Nor do we see any move towards accountability or cleaning up perjuring priest Bob Malm’s mess. Yes, Michael Guy reminds people that saying you’re a Christian while turning a blind eye to misconduct and injustice is at best hypocrisy, but the response at Grace is pretty much, “Okay. Whatever.” Meanwhile, we still see people like Kemp Williams and Kelly Motormouth Gable talking about people, instead of to people, otherwise known as gossip and defamation.

Meanwhile, Grace Church also is about due for a new rector. Whether it is successful in that endeavor remains to be seen. I suspect, however, that few qualified clergy are going to be interested in a parish where it’s okay to urge others to commit suicide, or where details on donations are posted on the internet. Nor are they going to be particularly eager to have me protesting outside Sunday services. And protest I will, ‘til the cows come home.

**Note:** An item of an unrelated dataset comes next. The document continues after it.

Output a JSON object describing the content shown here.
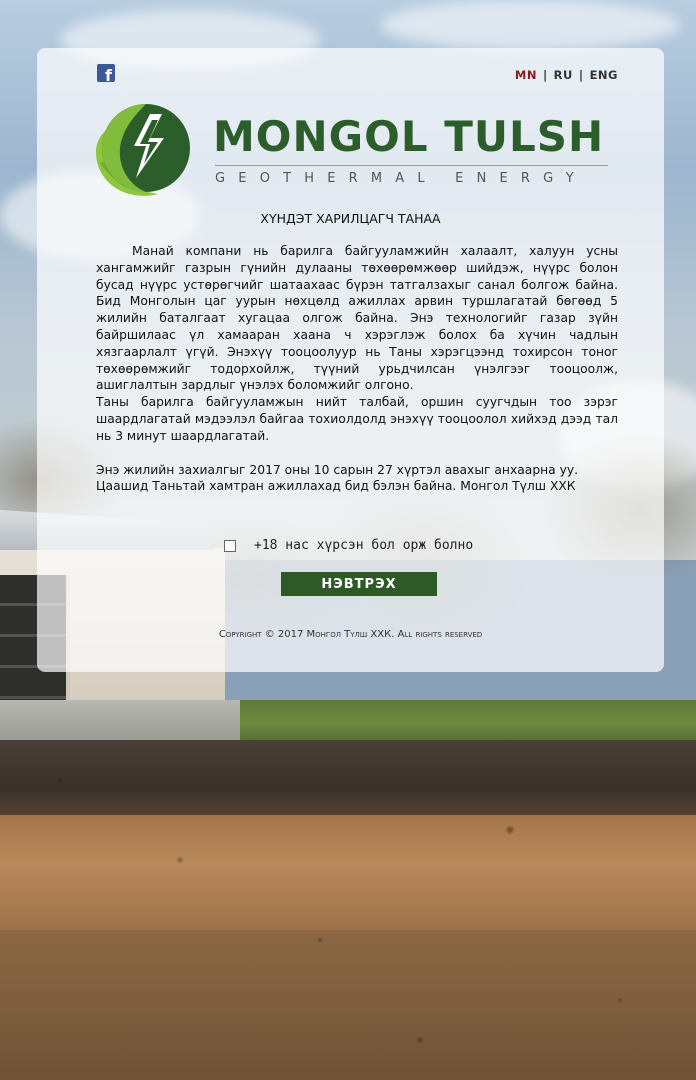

There’s also a trend under way in the parish that bodes ill for the future, and that is the parish’s increasing exclusion of outsiders. The website says that all services are cancelled, but that is not true. Indeed, two services are now being held outside every Sunday: One for La Garcia, and one for the main parish. The only issue is that they are pretty much by invitation only. Similarly, multiple persons have told me that their requests to be added to the church’s email distribution list have been ignored. Maybe the new parish administrator is too busy decorating the now empty office to bother with potential new members. Or maybe the church simply isn’t interested in new members. Or maybe they are worried that some critic like me will access their secret gnosis. But actions speak louder than words, and the reality is that the church can’t be bothered.

It’s interesting, too. One of my fellow writers for Episcopal Cafe, George Clifford, wrote 9 years ago about how the Episcopal Church is mired in 19th century churchmanship, fusty tradition, and rampant clericalism. 

Since George wrote his article, nothing has changed. The denomination still clings to the stupidly expensive Madmen-era heap 815 Second Street as its headquarters. The church continues to try to maintain a costly and ineffectual hierarchy. Clericalism continues unabated. And the church continues its precipitous decline in membership, baptisms, and weddings.

Ironically, Grace is the epitome of these phenomena. Clutching at a pretty but antiquated building, a costly, obsolete, and sometimes ugly clericalism, and a collective faith that is best summed up as “be friendly and don’t get arrested for DUI,” Grace increasingly appears a sad anachronism, the last hurrah of 1970’s organized religion.

But rest assured, one constant remains: Bob Malm and Grace Church will continue what I call the Three L’s: Lie, litigate, and lose members. And even as the church continues its slide towards closure, no one at the church or within the diocese will ever acknowledge their role in making this happen. Instead, like true narcissists, they will blame anyone, everyone, and everything but themselves.

Of that, you may be certain.